* _WHAT YOU WILL DO_:
Restate all of the entries verbatim.

* _INFORMATION SUPPLIED_:
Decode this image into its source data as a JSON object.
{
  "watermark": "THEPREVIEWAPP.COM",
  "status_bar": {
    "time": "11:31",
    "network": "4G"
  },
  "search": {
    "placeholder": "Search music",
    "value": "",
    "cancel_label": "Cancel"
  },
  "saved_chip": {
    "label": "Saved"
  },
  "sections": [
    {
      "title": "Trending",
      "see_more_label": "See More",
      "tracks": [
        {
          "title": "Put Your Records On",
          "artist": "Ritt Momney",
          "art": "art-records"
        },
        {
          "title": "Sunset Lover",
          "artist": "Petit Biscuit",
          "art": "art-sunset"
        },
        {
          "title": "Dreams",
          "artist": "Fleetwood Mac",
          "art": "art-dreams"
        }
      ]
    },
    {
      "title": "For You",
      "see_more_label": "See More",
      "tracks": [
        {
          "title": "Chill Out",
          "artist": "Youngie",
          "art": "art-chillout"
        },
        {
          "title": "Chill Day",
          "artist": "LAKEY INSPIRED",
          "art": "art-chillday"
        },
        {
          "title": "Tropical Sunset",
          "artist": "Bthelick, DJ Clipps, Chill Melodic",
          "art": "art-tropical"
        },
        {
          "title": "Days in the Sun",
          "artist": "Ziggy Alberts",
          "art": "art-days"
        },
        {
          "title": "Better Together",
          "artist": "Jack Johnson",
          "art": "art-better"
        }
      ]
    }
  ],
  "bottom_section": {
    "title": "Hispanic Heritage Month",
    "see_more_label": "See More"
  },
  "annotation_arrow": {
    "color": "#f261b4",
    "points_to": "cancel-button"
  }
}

* _TASK ANSWER_:
Decode this image into its source data as a JSON object.
{
  "watermark": "THEPREVIEWAPP.COM",
  "status_bar": {
    "time": "11:31",
    "network": "4G"
  },
  "search": {
    "placeholder": "Search music",
    "value": "",
    "cancel_label": "Cancel"
  },
  "saved_chip": {
    "label": "Saved"
  },
  "sections": [
    {
      "title": "Trending",
      "see_more_label": "See More",
      "tracks": [
        {
          "title": "Put Your Records On",
          "artist": "Ritt Momney",
          "art": "art-records"
        },
        {
          "title": "Sunset Lover",
          "artist": "Petit Biscuit",
          "art": "art-sunset"
        },
        {
          "title": "Dreams",
          "artist": "Fleetwood Mac",
          "art": "art-dreams"
        }
      ]
    },
    {
      "title": "For You",
      "see_more_label": "See More",
      "tracks": [
        {
          "title": "Chill Out",
          "artist": "Youngie",
          "art": "art-chillout"
        },
        {
          "title": "Chill Day",
          "artist": "LAKEY INSPIRED",
          "art": "art-chillday"
        },
        {
          "title": "Tropical Sunset",
          "artist": "Bthelick, DJ Clipps, Chill Melodic",
          "art": "art-tropical"
        },
        {
          "title": "Days in the Sun",
          "artist": "Ziggy Alberts",
          "art": "art-days"
        },
        {
          "title": "Better Together",
          "artist": "Jack Johnson",
          "art": "art-better"
        }
      ]
    }
  ],
  "bottom_section": {
    "title": "Hispanic Heritage Month",
    "see_more_label": "See More"
  },
  "annotation_arrow": {
    "color": "#f261b4",
    "points_to": "cancel-button"
  }
}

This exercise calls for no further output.